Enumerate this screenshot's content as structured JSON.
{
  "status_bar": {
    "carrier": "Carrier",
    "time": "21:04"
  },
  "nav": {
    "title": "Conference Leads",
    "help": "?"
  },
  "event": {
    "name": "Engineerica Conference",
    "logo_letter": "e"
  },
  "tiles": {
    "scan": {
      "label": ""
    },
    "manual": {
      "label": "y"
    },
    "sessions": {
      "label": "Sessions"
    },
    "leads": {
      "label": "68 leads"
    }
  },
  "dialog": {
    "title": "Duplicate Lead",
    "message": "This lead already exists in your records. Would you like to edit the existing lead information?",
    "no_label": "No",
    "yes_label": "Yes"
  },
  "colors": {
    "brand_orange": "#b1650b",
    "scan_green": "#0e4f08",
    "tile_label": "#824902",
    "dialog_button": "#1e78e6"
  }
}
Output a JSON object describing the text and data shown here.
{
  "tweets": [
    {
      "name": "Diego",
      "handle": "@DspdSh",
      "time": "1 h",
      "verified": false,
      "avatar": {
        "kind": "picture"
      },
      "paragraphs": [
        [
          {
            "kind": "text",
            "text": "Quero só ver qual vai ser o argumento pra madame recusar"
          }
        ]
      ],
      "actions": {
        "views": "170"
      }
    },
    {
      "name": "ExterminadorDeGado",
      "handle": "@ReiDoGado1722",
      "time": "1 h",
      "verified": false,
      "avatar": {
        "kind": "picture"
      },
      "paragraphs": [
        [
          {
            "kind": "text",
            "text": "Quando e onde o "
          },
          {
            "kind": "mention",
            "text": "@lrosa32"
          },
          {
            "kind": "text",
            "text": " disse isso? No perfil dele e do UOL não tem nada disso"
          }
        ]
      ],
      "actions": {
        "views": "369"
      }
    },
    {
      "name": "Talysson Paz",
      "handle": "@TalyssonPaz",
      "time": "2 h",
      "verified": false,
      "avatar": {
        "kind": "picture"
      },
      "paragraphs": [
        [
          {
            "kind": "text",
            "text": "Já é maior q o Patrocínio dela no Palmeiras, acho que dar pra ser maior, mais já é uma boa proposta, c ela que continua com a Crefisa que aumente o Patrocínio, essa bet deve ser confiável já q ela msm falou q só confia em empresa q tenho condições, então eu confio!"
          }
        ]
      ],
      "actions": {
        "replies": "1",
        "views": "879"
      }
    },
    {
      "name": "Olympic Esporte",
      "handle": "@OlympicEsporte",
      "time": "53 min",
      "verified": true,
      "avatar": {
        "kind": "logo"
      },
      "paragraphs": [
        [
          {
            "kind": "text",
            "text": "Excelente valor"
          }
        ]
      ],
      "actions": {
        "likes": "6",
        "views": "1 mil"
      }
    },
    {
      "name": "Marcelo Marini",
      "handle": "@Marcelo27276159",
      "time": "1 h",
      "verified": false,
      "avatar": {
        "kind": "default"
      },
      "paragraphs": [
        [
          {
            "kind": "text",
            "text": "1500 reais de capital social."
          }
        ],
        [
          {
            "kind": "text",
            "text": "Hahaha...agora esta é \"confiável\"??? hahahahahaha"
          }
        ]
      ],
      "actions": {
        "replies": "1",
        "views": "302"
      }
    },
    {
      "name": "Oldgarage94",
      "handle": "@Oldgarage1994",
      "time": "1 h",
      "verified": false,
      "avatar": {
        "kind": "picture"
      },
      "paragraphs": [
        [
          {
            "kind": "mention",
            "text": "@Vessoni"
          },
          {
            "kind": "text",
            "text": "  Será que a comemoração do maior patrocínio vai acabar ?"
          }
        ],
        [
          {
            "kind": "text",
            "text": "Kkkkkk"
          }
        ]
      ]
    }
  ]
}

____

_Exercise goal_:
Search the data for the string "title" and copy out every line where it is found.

_Answer to this task_:
    "title": "Conference Leads",
    "title": "Duplicate Lead",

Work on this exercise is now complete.